Filter these entries, keeping only lines that hold the word "more".

Information shown:
= = = = =

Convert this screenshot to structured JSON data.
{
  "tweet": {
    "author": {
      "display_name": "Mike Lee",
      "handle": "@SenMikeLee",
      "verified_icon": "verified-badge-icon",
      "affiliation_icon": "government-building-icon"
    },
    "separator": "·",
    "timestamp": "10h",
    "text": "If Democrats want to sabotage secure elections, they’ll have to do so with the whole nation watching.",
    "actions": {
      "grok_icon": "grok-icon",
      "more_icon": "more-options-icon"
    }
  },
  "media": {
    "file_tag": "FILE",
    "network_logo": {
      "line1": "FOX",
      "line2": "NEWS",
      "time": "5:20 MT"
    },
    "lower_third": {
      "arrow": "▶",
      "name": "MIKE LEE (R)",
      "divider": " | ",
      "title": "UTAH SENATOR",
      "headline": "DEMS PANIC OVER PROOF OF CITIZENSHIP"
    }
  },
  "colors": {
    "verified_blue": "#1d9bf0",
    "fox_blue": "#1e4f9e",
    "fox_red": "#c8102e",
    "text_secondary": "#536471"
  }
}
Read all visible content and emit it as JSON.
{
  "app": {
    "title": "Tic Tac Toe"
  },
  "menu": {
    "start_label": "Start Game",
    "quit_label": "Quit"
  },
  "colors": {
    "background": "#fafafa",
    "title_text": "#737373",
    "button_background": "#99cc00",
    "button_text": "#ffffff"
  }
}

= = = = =

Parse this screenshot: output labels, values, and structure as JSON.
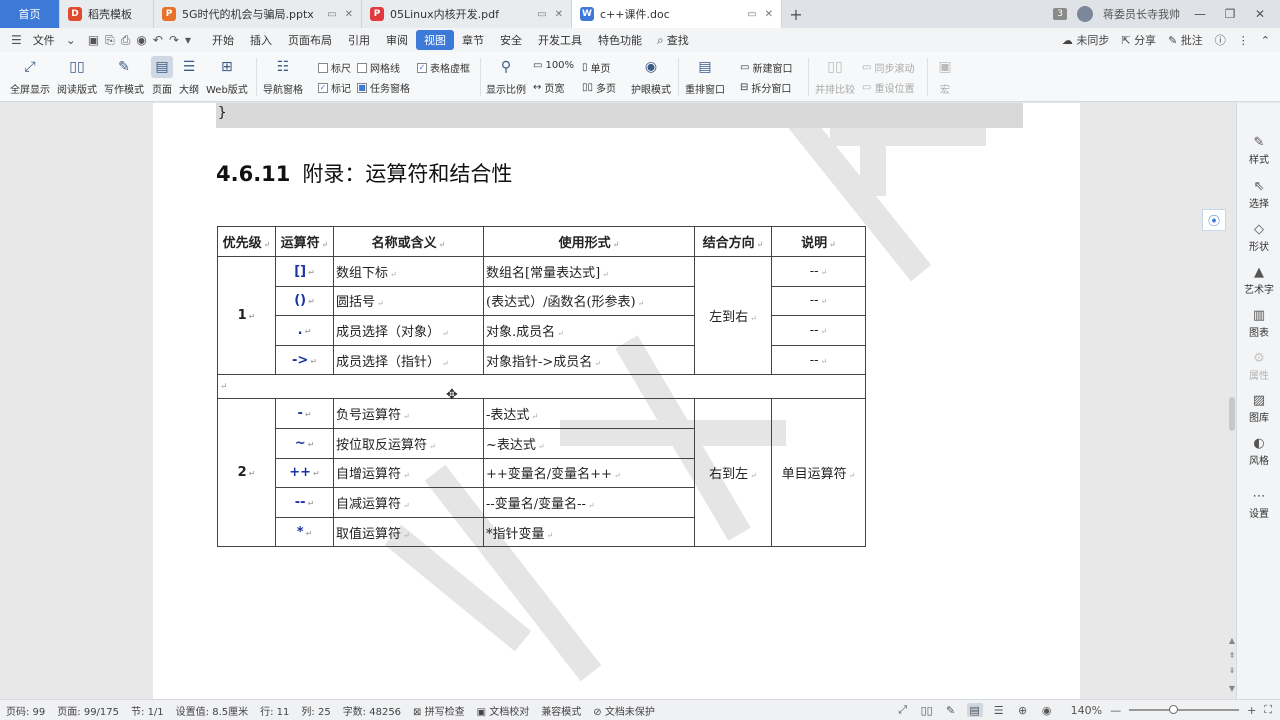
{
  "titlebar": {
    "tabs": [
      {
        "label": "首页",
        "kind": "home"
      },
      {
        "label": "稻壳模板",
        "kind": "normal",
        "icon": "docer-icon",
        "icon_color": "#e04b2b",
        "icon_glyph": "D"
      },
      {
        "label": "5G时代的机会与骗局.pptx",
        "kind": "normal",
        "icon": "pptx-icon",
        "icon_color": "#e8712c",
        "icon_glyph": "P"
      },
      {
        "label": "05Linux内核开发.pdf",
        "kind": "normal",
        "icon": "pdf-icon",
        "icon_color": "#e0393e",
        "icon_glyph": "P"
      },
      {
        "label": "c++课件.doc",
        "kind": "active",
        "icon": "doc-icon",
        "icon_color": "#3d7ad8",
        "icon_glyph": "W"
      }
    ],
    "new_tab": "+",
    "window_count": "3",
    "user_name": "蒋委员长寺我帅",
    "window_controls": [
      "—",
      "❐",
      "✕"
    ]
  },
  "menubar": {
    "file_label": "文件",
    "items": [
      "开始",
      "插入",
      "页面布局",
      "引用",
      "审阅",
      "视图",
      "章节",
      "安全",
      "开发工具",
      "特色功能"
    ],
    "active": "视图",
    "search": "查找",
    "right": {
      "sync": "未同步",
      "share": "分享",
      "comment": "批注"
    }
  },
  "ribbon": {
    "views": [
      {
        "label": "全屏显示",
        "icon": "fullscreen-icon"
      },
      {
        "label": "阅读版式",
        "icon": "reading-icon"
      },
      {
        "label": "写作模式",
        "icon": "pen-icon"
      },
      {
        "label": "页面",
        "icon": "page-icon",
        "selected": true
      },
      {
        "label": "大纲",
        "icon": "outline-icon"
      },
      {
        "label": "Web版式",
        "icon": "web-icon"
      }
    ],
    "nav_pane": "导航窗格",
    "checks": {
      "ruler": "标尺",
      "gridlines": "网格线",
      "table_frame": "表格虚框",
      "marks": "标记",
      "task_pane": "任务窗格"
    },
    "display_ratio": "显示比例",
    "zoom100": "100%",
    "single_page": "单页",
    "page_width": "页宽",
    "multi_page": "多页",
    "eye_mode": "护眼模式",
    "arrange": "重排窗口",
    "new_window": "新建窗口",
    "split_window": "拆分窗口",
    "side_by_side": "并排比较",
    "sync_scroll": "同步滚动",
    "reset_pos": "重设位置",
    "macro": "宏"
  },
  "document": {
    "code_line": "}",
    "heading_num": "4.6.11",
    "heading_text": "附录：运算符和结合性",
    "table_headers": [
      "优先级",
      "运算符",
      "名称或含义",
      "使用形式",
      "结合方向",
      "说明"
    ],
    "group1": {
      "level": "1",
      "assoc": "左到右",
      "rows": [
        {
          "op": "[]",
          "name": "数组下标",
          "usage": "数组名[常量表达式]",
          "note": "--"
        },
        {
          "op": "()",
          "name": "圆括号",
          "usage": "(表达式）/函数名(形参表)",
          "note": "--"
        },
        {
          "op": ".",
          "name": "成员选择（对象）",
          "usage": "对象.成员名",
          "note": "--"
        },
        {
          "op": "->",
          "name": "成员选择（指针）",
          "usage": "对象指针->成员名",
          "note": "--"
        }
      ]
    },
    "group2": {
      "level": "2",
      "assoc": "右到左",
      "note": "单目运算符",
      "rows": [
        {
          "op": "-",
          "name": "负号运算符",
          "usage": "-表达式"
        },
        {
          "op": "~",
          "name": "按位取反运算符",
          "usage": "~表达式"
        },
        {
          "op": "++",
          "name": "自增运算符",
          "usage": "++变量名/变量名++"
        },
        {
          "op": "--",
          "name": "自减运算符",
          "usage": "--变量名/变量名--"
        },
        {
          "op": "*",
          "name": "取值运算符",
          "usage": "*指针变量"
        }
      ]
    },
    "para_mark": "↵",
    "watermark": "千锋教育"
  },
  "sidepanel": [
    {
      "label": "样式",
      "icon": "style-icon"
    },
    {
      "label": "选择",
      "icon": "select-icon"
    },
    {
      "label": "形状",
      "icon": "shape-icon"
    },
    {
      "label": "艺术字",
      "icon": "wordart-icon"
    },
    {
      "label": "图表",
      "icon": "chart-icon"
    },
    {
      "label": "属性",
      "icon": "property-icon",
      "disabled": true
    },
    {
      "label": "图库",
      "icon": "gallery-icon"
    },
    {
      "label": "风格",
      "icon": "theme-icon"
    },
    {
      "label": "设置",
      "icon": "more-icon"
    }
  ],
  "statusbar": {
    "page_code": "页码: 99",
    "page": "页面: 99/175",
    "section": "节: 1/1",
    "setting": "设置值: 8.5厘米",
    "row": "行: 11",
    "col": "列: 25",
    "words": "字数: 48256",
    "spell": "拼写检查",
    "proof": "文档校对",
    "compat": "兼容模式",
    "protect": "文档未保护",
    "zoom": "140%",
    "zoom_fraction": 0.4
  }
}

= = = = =

Task answer:
      "more_icon": "more-options-icon"
      "icon": "more-icon"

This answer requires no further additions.